Element data from apps and pages:
··········

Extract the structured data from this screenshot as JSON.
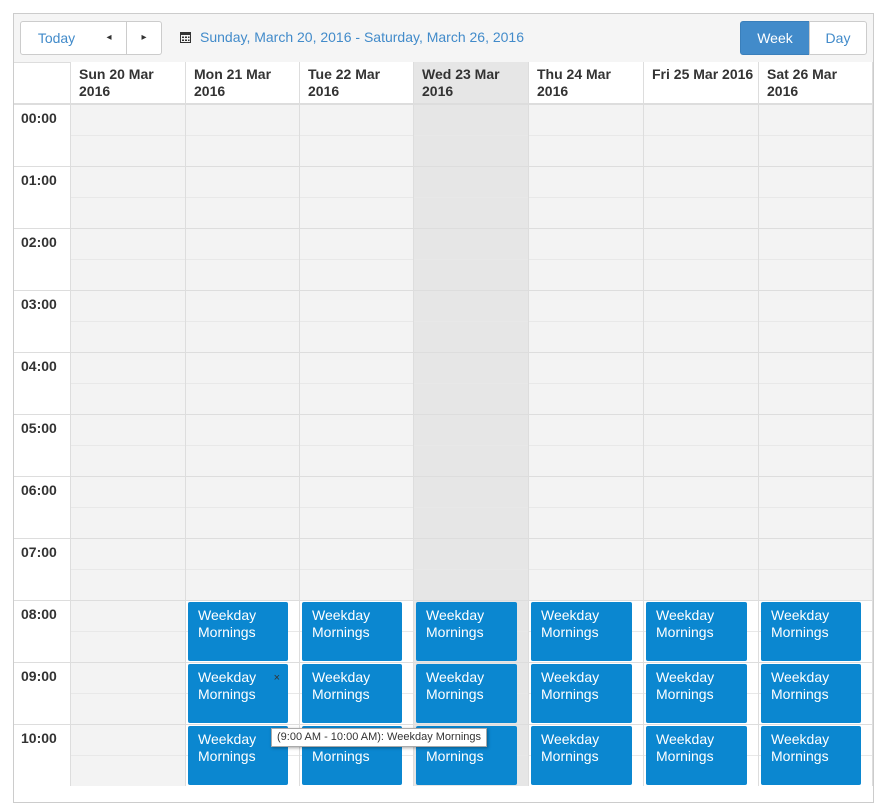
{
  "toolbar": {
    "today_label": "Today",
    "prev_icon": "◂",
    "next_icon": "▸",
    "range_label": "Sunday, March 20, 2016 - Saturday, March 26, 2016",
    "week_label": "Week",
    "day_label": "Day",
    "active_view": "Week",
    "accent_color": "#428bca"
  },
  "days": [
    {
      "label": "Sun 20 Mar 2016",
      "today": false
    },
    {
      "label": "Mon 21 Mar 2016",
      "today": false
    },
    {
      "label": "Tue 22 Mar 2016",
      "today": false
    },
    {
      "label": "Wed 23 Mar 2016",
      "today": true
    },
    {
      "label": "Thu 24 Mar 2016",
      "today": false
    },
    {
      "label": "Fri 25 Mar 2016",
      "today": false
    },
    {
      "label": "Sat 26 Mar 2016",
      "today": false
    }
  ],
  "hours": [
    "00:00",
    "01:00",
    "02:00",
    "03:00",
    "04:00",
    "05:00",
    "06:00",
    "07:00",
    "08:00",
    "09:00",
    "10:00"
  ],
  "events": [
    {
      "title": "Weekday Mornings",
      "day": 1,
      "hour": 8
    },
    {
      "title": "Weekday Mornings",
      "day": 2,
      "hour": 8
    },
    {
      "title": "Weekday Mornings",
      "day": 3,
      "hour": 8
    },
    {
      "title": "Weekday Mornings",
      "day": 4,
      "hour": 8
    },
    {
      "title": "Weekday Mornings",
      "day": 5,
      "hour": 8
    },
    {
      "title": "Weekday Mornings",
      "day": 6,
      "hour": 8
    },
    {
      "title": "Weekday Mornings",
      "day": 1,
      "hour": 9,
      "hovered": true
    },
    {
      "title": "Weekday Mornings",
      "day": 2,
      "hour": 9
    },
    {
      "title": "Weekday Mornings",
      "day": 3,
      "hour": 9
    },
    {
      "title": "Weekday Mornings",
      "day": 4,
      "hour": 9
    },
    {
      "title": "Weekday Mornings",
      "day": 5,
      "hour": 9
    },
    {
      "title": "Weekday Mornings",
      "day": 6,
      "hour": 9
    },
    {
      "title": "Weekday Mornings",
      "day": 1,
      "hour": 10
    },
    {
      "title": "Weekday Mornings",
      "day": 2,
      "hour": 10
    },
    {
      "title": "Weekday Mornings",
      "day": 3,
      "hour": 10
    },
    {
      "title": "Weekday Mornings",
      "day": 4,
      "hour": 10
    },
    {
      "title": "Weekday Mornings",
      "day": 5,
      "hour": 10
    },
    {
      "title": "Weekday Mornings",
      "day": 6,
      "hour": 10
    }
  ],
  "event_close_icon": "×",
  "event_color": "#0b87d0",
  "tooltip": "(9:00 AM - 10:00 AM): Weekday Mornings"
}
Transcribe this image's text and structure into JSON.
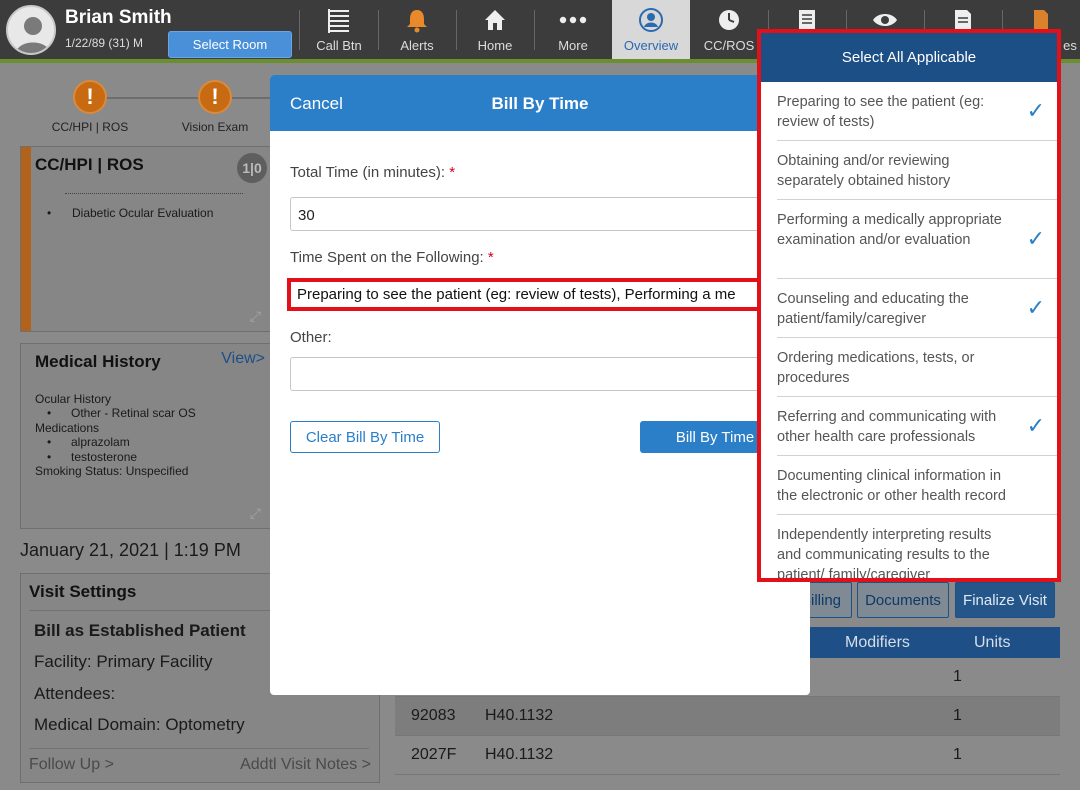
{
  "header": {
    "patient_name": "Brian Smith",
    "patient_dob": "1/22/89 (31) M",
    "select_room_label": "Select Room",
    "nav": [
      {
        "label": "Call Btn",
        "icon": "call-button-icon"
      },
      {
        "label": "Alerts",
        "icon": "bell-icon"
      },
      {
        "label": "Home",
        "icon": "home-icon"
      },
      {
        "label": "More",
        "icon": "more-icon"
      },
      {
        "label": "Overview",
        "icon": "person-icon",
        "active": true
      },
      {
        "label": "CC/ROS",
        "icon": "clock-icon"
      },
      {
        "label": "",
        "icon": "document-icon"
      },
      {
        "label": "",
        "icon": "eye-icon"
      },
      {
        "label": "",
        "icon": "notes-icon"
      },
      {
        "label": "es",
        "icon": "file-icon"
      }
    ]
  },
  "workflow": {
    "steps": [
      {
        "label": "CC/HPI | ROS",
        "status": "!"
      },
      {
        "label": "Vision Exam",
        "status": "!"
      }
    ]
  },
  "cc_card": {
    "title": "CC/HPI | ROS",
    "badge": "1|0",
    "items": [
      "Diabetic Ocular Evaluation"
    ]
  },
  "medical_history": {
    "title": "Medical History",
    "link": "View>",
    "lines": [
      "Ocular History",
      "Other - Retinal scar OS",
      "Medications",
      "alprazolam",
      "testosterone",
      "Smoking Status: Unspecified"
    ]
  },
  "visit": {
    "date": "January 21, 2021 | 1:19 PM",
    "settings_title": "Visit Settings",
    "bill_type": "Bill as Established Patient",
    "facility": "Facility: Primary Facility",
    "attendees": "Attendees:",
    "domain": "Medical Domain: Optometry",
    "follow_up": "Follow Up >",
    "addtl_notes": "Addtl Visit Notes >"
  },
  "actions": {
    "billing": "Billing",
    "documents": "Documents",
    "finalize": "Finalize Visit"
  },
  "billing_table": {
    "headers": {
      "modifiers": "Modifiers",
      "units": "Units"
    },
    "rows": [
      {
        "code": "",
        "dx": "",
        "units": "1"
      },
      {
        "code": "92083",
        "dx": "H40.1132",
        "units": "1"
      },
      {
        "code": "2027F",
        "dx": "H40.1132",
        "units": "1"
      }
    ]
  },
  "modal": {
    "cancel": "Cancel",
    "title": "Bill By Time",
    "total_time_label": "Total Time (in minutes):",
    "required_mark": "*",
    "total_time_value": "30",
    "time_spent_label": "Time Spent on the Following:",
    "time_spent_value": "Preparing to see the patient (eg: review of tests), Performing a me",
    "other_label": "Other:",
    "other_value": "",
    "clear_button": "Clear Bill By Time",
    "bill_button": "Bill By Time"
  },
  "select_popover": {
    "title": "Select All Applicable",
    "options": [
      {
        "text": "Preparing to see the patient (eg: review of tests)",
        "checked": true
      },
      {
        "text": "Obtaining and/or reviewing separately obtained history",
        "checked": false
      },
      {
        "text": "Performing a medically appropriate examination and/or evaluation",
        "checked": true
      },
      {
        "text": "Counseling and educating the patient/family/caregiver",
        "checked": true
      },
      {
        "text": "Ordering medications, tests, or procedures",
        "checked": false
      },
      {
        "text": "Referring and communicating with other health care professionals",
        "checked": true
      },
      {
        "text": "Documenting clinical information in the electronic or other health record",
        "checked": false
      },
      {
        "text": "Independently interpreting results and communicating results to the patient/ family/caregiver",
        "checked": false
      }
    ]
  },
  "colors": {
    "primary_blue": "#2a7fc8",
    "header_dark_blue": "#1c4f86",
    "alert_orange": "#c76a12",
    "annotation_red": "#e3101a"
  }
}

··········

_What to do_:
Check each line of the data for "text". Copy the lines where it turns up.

_Exercise response_:
Transcribe this image's text and structure into JSON.
        "text": "Preparing to see the patient (eg: review of tests)",
        "text": "Obtaining and/or reviewing separately obtained history",
        "text": "Performing a medically appropriate examination and/or evaluation",
        "text": "Counseling and educating the patient/family/caregiver",
        "text": "Ordering medications, tests, or procedures",
        "text": "Referring and communicating with other health care professionals",
        "text": "Documenting clinical information in the electronic or other health record",
        "text": "Independently interpreting results and communicating results to the patient/ family/caregiver",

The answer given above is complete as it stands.